Mr. Rubenstein, who was an aide in the Carter administration, reportedly flirted with the idea of setting up an internally managed, multistrategy hedge fund and with acquiring a hedge fund or hedge fund-of-funds company. Ultimately, Mr. Rubenstein and his partners decided to build, rather than buy.
One source, who asked not to be identified, said the partners cautioned him to be careful, since the firm's first attempt to penetrate the hedge fund world ended abruptly in June 2003.
Carlyle Group started its first hedge fund of funds business, Carlyle Asset Management Group, Washington, in April 2001. Afsaneh Mashayekhi Beschloss, who was treasurer and chief investment officer of the World Bank, New York, was recruited to head the Carlyle unit.

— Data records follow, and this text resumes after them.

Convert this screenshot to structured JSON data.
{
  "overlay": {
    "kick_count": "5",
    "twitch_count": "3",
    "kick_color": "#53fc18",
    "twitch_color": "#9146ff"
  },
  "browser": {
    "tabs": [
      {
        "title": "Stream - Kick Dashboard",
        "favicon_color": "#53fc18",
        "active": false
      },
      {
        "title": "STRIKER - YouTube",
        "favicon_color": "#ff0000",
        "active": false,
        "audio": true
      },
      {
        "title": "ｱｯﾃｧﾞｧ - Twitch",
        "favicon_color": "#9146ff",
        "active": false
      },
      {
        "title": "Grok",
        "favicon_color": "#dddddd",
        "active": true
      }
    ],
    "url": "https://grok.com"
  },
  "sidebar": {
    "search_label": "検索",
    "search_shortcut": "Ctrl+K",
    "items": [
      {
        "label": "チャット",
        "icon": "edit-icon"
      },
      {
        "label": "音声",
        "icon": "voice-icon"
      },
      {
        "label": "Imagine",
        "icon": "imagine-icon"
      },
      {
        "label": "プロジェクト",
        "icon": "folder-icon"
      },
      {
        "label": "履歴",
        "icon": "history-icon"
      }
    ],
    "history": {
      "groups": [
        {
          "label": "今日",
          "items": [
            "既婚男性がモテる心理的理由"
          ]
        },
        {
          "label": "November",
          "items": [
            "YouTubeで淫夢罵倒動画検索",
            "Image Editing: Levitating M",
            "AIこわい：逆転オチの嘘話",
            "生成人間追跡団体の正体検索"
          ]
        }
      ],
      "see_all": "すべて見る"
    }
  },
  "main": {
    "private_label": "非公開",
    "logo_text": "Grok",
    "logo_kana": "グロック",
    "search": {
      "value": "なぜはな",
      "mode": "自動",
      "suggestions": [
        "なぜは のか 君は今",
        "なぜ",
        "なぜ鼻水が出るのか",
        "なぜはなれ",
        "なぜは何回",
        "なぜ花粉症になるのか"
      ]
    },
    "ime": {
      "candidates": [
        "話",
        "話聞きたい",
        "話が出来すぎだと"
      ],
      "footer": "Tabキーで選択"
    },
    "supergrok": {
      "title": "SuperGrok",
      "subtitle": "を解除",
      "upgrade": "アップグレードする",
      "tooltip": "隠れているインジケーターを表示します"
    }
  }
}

Several sources who know Carlyle Group well said a culture clash between Carlyle Group executives and Ms. Beschloss' hedge fund team existed from the outset. In addition, one source who asked not to be identified said Ms. Beschloss' "natural constituency" — public pension plans — was not comfortable with the Carlyle Group's political associations.
Carlyle Group has had a habit of appointing politicians as managing directors; examples include John Major, former U.K. prime minister, and President George H.W. Bush. Both men are no longer involved with the firm.